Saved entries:
——————
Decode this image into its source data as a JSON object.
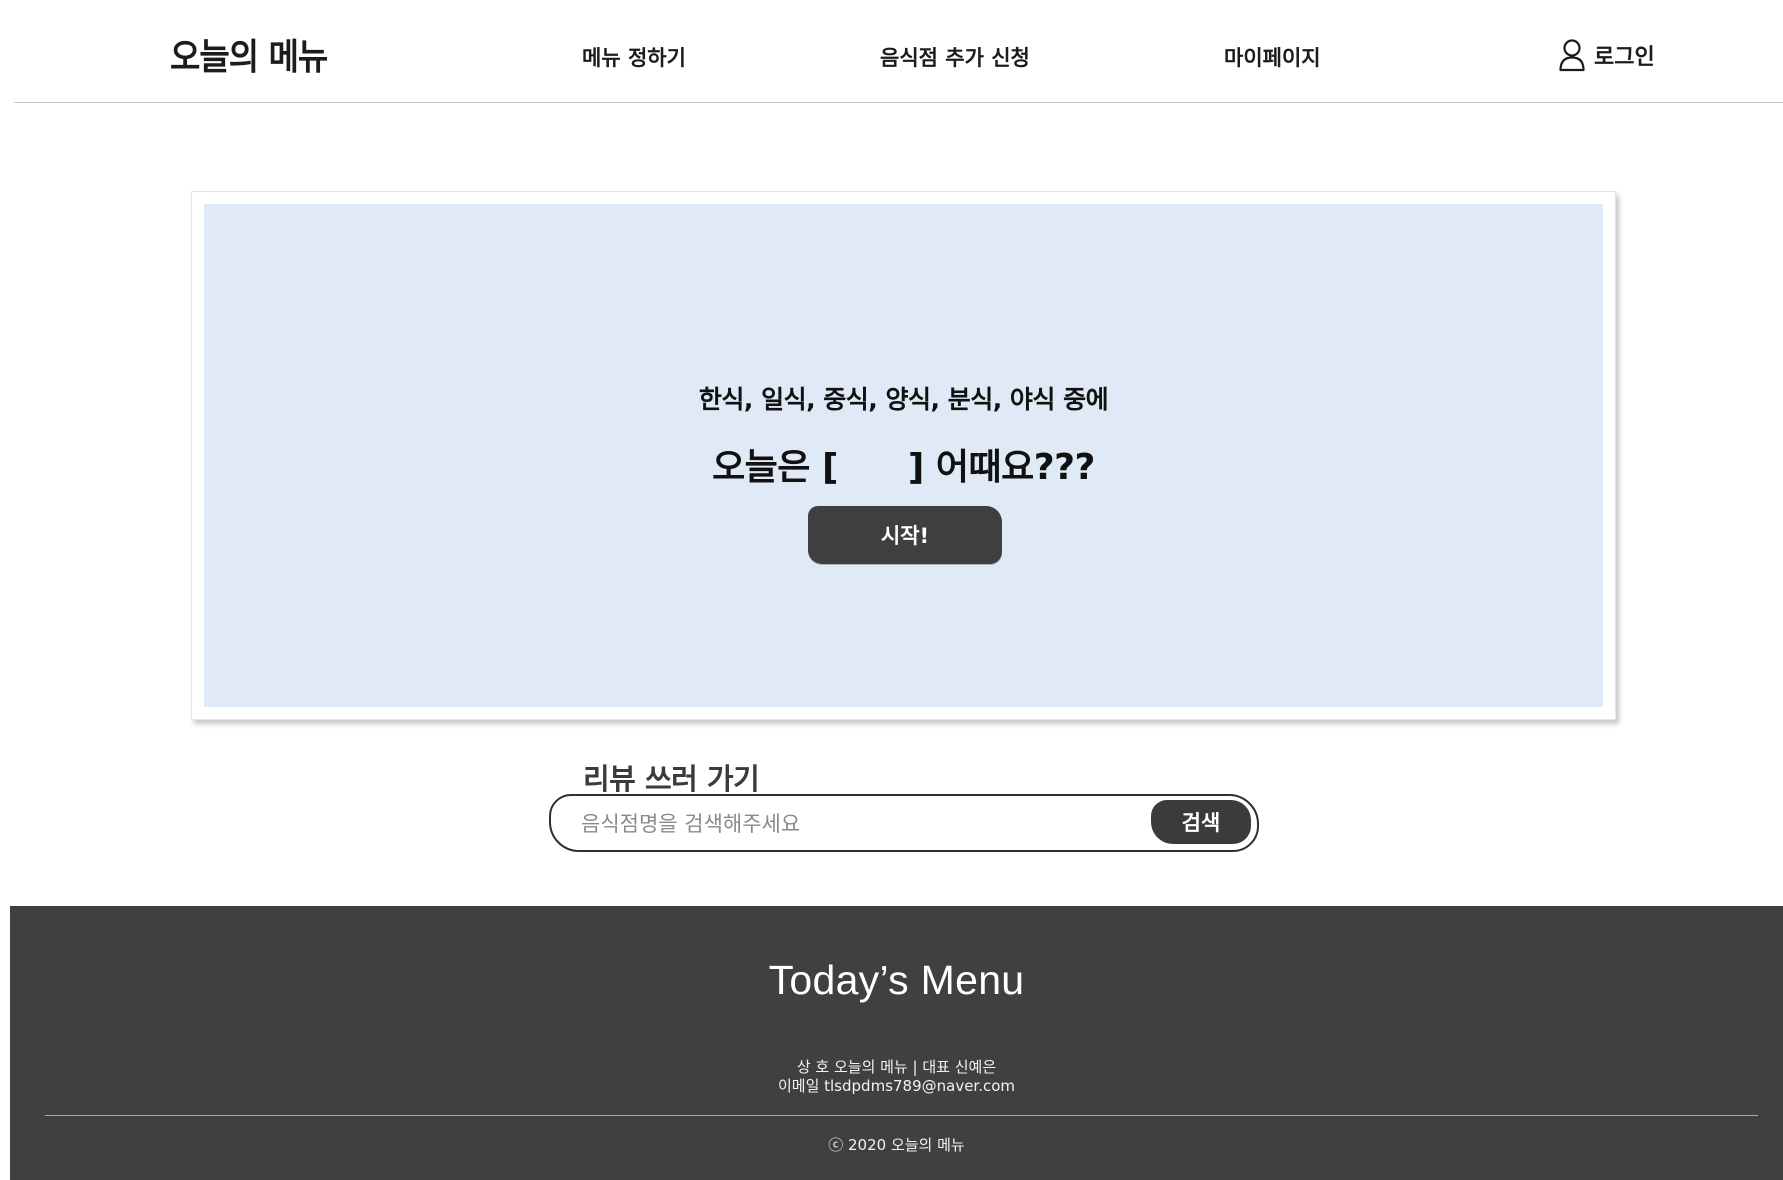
{
  "header": {
    "logo": "오늘의 메뉴",
    "nav": [
      {
        "label": "메뉴 정하기"
      },
      {
        "label": "음식점 추가 신청"
      },
      {
        "label": "마이페이지"
      }
    ],
    "login_label": "로그인",
    "login_icon": "user-icon"
  },
  "hero": {
    "subtitle": "한식, 일식, 중식, 양식, 분식, 야식 중에",
    "title_prefix": "오늘은 [",
    "title_slot": "",
    "title_suffix": "] 어때요???",
    "start_label": "시작!",
    "background_color": "#dfeaf6"
  },
  "review": {
    "title": "리뷰 쓰러 가기",
    "search_placeholder": "음식점명을 검색해주세요",
    "search_value": "",
    "search_button": "검색"
  },
  "footer": {
    "brand": "Today’s Menu",
    "info_line1": "상 호 오늘의 메뉴 | 대표 신예은",
    "info_line2": "이메일 tlsdpdms789@naver.com",
    "copyright": "ⓒ 2020 오늘의 메뉴",
    "background_color": "#404040"
  }
}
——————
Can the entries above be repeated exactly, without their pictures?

_Task solution_
Decode this image into its source data as a JSON object.
{
  "header": {
    "logo": "오늘의 메뉴",
    "nav": [
      {
        "label": "메뉴 정하기"
      },
      {
        "label": "음식점 추가 신청"
      },
      {
        "label": "마이페이지"
      }
    ],
    "login_label": "로그인",
    "login_icon": "user-icon"
  },
  "hero": {
    "subtitle": "한식, 일식, 중식, 양식, 분식, 야식 중에",
    "title_prefix": "오늘은 [",
    "title_slot": "",
    "title_suffix": "] 어때요???",
    "start_label": "시작!",
    "background_color": "#dfeaf6"
  },
  "review": {
    "title": "리뷰 쓰러 가기",
    "search_placeholder": "음식점명을 검색해주세요",
    "search_value": "",
    "search_button": "검색"
  },
  "footer": {
    "brand": "Today’s Menu",
    "info_line1": "상 호 오늘의 메뉴 | 대표 신예은",
    "info_line2": "이메일 tlsdpdms789@naver.com",
    "copyright": "ⓒ 2020 오늘의 메뉴",
    "background_color": "#404040"
  }
}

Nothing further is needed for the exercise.